[Items from a dataset]
◇ ◇ ◇ ◇ ◇ ◇ ◇
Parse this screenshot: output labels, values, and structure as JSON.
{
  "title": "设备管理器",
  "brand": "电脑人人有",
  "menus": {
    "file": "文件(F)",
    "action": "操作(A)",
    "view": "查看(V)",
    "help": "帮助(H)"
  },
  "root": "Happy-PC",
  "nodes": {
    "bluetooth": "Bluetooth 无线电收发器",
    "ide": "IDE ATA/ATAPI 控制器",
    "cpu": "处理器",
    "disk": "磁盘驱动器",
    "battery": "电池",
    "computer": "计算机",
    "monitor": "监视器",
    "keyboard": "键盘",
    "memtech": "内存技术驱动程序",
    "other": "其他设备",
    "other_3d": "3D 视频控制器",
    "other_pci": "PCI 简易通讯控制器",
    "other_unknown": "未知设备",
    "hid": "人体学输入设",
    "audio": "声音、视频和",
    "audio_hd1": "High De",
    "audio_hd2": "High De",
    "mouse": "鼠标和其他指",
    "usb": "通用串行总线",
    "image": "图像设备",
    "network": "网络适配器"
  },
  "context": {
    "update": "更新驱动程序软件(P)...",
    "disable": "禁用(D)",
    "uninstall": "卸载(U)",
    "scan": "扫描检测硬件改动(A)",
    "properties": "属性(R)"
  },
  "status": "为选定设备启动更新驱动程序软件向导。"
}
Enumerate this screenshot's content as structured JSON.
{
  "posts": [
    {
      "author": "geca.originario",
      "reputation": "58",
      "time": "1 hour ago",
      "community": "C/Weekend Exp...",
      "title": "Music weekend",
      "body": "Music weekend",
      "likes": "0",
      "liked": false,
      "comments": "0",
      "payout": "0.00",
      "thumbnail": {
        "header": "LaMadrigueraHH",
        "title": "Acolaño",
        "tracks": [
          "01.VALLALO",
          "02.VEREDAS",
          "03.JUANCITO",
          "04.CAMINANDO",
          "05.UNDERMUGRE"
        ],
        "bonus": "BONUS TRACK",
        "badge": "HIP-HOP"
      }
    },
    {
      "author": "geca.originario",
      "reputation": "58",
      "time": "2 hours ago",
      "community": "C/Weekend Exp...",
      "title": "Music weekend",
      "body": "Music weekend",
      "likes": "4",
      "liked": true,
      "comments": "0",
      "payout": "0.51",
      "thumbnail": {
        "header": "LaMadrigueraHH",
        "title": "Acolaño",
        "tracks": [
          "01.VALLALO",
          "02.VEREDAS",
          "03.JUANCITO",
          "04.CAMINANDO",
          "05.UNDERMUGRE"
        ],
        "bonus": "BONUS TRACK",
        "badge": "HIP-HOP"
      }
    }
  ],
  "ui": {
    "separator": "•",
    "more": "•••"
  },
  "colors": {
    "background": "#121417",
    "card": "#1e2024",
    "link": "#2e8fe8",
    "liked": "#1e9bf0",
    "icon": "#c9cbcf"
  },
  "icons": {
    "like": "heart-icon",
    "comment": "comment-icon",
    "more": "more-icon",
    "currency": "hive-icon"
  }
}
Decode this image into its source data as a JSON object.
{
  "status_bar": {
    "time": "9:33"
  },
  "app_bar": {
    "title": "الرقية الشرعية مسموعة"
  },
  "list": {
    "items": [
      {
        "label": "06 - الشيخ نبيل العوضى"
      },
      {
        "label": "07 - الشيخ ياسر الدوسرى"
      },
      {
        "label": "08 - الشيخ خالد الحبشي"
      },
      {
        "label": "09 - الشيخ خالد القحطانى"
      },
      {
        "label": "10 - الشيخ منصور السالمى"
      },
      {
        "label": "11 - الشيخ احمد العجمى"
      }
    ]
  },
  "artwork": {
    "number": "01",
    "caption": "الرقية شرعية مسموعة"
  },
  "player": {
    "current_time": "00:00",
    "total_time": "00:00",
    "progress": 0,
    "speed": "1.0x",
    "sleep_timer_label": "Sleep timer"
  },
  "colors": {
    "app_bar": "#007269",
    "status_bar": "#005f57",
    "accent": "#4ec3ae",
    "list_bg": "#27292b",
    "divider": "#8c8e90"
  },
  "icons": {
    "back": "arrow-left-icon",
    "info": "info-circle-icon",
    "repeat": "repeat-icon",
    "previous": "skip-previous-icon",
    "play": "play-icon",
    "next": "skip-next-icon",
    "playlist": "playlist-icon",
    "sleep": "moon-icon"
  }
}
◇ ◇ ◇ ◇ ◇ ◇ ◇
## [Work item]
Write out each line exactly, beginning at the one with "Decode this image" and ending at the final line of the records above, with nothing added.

## [Reply]
Decode this image into its source data as a JSON object.
{
  "status_bar": {
    "time": "9:33"
  },
  "app_bar": {
    "title": "الرقية الشرعية مسموعة"
  },
  "list": {
    "items": [
      {
        "label": "06 - الشيخ نبيل العوضى"
      },
      {
        "label": "07 - الشيخ ياسر الدوسرى"
      },
      {
        "label": "08 - الشيخ خالد الحبشي"
      },
      {
        "label": "09 - الشيخ خالد القحطانى"
      },
      {
        "label": "10 - الشيخ منصور السالمى"
      },
      {
        "label": "11 - الشيخ احمد العجمى"
      }
    ]
  },
  "artwork": {
    "number": "01",
    "caption": "الرقية شرعية مسموعة"
  },
  "player": {
    "current_time": "00:00",
    "total_time": "00:00",
    "progress": 0,
    "speed": "1.0x",
    "sleep_timer_label": "Sleep timer"
  },
  "colors": {
    "app_bar": "#007269",
    "status_bar": "#005f57",
    "accent": "#4ec3ae",
    "list_bg": "#27292b",
    "divider": "#8c8e90"
  },
  "icons": {
    "back": "arrow-left-icon",
    "info": "info-circle-icon",
    "repeat": "repeat-icon",
    "previous": "skip-previous-icon",
    "play": "play-icon",
    "next": "skip-next-icon",
    "playlist": "playlist-icon",
    "sleep": "moon-icon"
  }
}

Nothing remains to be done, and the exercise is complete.